Print each record below word for word.

_ _ _ _ _

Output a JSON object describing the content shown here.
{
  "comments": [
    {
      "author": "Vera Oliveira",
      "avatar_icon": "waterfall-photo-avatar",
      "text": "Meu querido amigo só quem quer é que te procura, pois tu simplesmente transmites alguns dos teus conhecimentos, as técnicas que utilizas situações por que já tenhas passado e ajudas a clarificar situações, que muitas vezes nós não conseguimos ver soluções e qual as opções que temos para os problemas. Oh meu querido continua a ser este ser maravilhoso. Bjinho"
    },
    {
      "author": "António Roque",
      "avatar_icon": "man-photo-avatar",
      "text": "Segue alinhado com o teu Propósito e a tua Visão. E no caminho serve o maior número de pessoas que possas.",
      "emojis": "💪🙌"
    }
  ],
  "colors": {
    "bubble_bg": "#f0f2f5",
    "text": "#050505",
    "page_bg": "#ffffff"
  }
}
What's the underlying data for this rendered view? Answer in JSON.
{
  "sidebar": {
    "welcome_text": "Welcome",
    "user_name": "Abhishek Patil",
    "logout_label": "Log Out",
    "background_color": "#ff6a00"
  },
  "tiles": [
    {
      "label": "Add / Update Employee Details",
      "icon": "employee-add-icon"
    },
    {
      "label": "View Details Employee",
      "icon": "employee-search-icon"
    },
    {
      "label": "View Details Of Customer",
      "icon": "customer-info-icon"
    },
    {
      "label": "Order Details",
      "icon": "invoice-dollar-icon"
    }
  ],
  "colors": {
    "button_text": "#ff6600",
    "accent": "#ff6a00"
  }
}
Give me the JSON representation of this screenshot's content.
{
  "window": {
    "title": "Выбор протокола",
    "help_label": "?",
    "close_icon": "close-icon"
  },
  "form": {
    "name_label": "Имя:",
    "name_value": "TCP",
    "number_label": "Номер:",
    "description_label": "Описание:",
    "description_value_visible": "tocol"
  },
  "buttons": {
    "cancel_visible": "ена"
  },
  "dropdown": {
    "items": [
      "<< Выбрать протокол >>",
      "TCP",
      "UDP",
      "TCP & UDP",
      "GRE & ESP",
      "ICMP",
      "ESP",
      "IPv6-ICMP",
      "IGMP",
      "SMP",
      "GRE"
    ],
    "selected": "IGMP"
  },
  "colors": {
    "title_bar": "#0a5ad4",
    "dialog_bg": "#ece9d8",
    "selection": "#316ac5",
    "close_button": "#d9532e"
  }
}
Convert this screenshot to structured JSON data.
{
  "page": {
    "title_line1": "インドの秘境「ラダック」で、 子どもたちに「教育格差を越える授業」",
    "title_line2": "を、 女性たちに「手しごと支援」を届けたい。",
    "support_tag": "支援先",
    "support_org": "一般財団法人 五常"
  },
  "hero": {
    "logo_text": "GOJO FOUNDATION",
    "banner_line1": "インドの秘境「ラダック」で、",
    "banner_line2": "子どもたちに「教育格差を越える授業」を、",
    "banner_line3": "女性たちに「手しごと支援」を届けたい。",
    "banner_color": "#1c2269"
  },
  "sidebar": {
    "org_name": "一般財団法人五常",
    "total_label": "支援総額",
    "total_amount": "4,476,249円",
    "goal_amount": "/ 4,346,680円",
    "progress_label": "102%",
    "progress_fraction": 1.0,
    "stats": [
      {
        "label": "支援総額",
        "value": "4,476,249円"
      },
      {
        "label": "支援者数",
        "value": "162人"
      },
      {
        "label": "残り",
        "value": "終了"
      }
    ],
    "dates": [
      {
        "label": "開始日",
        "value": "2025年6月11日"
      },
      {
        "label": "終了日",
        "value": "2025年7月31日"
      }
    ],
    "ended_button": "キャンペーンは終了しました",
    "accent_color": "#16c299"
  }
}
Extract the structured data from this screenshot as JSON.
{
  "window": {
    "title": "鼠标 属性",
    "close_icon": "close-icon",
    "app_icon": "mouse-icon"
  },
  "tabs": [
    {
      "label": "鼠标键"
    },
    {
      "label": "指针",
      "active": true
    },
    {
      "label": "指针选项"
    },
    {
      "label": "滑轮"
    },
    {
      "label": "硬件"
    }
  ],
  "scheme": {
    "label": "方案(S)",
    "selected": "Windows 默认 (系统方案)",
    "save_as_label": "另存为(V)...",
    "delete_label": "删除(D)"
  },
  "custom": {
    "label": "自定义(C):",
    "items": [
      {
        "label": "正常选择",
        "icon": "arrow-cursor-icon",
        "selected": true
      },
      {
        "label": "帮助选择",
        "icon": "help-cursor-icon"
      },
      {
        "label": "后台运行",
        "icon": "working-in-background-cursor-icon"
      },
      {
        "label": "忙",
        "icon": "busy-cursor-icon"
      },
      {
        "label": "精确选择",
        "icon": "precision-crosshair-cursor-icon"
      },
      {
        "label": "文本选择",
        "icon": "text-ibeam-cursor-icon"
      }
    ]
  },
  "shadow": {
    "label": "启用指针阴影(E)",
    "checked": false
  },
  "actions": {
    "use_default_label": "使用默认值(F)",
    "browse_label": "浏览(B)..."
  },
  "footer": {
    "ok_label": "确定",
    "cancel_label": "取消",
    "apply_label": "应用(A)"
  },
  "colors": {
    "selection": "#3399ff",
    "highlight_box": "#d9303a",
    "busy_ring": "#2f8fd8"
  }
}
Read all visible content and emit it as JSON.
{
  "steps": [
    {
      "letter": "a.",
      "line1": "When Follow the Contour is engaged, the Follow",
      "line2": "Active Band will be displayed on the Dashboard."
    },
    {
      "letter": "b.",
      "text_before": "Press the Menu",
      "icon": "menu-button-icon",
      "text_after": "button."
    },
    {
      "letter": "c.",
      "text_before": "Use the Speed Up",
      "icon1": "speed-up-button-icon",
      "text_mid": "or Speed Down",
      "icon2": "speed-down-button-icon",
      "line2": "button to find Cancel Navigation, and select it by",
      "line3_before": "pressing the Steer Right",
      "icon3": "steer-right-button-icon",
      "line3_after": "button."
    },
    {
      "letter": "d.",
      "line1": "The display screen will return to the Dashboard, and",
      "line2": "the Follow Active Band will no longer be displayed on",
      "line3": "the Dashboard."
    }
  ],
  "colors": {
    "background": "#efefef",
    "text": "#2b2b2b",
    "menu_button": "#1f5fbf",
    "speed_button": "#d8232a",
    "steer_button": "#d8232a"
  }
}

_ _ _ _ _

**Output of the task:**
Output a JSON object describing the content shown here.
{
  "comments": [
    {
      "author": "Vera Oliveira",
      "avatar_icon": "waterfall-photo-avatar",
      "text": "Meu querido amigo só quem quer é que te procura, pois tu simplesmente transmites alguns dos teus conhecimentos, as técnicas que utilizas situações por que já tenhas passado e ajudas a clarificar situações, que muitas vezes nós não conseguimos ver soluções e qual as opções que temos para os problemas. Oh meu querido continua a ser este ser maravilhoso. Bjinho"
    },
    {
      "author": "António Roque",
      "avatar_icon": "man-photo-avatar",
      "text": "Segue alinhado com o teu Propósito e a tua Visão. E no caminho serve o maior número de pessoas que possas.",
      "emojis": "💪🙌"
    }
  ],
  "colors": {
    "bubble_bg": "#f0f2f5",
    "text": "#050505",
    "page_bg": "#ffffff"
  }
}
What's the underlying data for this rendered view? Answer in JSON.
{
  "sidebar": {
    "welcome_text": "Welcome",
    "user_name": "Abhishek Patil",
    "logout_label": "Log Out",
    "background_color": "#ff6a00"
  },
  "tiles": [
    {
      "label": "Add / Update Employee Details",
      "icon": "employee-add-icon"
    },
    {
      "label": "View Details Employee",
      "icon": "employee-search-icon"
    },
    {
      "label": "View Details Of Customer",
      "icon": "customer-info-icon"
    },
    {
      "label": "Order Details",
      "icon": "invoice-dollar-icon"
    }
  ],
  "colors": {
    "button_text": "#ff6600",
    "accent": "#ff6a00"
  }
}
Give me the JSON representation of this screenshot's content.
{
  "window": {
    "title": "Выбор протокола",
    "help_label": "?",
    "close_icon": "close-icon"
  },
  "form": {
    "name_label": "Имя:",
    "name_value": "TCP",
    "number_label": "Номер:",
    "description_label": "Описание:",
    "description_value_visible": "tocol"
  },
  "buttons": {
    "cancel_visible": "ена"
  },
  "dropdown": {
    "items": [
      "<< Выбрать протокол >>",
      "TCP",
      "UDP",
      "TCP & UDP",
      "GRE & ESP",
      "ICMP",
      "ESP",
      "IPv6-ICMP",
      "IGMP",
      "SMP",
      "GRE"
    ],
    "selected": "IGMP"
  },
  "colors": {
    "title_bar": "#0a5ad4",
    "dialog_bg": "#ece9d8",
    "selection": "#316ac5",
    "close_button": "#d9532e"
  }
}
Convert this screenshot to structured JSON data.
{
  "page": {
    "title_line1": "インドの秘境「ラダック」で、 子どもたちに「教育格差を越える授業」",
    "title_line2": "を、 女性たちに「手しごと支援」を届けたい。",
    "support_tag": "支援先",
    "support_org": "一般財団法人 五常"
  },
  "hero": {
    "logo_text": "GOJO FOUNDATION",
    "banner_line1": "インドの秘境「ラダック」で、",
    "banner_line2": "子どもたちに「教育格差を越える授業」を、",
    "banner_line3": "女性たちに「手しごと支援」を届けたい。",
    "banner_color": "#1c2269"
  },
  "sidebar": {
    "org_name": "一般財団法人五常",
    "total_label": "支援総額",
    "total_amount": "4,476,249円",
    "goal_amount": "/ 4,346,680円",
    "progress_label": "102%",
    "progress_fraction": 1.0,
    "stats": [
      {
        "label": "支援総額",
        "value": "4,476,249円"
      },
      {
        "label": "支援者数",
        "value": "162人"
      },
      {
        "label": "残り",
        "value": "終了"
      }
    ],
    "dates": [
      {
        "label": "開始日",
        "value": "2025年6月11日"
      },
      {
        "label": "終了日",
        "value": "2025年7月31日"
      }
    ],
    "ended_button": "キャンペーンは終了しました",
    "accent_color": "#16c299"
  }
}
Extract the structured data from this screenshot as JSON.
{
  "window": {
    "title": "鼠标 属性",
    "close_icon": "close-icon",
    "app_icon": "mouse-icon"
  },
  "tabs": [
    {
      "label": "鼠标键"
    },
    {
      "label": "指针",
      "active": true
    },
    {
      "label": "指针选项"
    },
    {
      "label": "滑轮"
    },
    {
      "label": "硬件"
    }
  ],
  "scheme": {
    "label": "方案(S)",
    "selected": "Windows 默认 (系统方案)",
    "save_as_label": "另存为(V)...",
    "delete_label": "删除(D)"
  },
  "custom": {
    "label": "自定义(C):",
    "items": [
      {
        "label": "正常选择",
        "icon": "arrow-cursor-icon",
        "selected": true
      },
      {
        "label": "帮助选择",
        "icon": "help-cursor-icon"
      },
      {
        "label": "后台运行",
        "icon": "working-in-background-cursor-icon"
      },
      {
        "label": "忙",
        "icon": "busy-cursor-icon"
      },
      {
        "label": "精确选择",
        "icon": "precision-crosshair-cursor-icon"
      },
      {
        "label": "文本选择",
        "icon": "text-ibeam-cursor-icon"
      }
    ]
  },
  "shadow": {
    "label": "启用指针阴影(E)",
    "checked": false
  },
  "actions": {
    "use_default_label": "使用默认值(F)",
    "browse_label": "浏览(B)..."
  },
  "footer": {
    "ok_label": "确定",
    "cancel_label": "取消",
    "apply_label": "应用(A)"
  },
  "colors": {
    "selection": "#3399ff",
    "highlight_box": "#d9303a",
    "busy_ring": "#2f8fd8"
  }
}
Read all visible content and emit it as JSON.
{
  "steps": [
    {
      "letter": "a.",
      "line1": "When Follow the Contour is engaged, the Follow",
      "line2": "Active Band will be displayed on the Dashboard."
    },
    {
      "letter": "b.",
      "text_before": "Press the Menu",
      "icon": "menu-button-icon",
      "text_after": "button."
    },
    {
      "letter": "c.",
      "text_before": "Use the Speed Up",
      "icon1": "speed-up-button-icon",
      "text_mid": "or Speed Down",
      "icon2": "speed-down-button-icon",
      "line2": "button to find Cancel Navigation, and select it by",
      "line3_before": "pressing the Steer Right",
      "icon3": "steer-right-button-icon",
      "line3_after": "button."
    },
    {
      "letter": "d.",
      "line1": "The display screen will return to the Dashboard, and",
      "line2": "the Follow Active Band will no longer be displayed on",
      "line3": "the Dashboard."
    }
  ],
  "colors": {
    "background": "#efefef",
    "text": "#2b2b2b",
    "menu_button": "#1f5fbf",
    "speed_button": "#d8232a",
    "steer_button": "#d8232a"
  }
}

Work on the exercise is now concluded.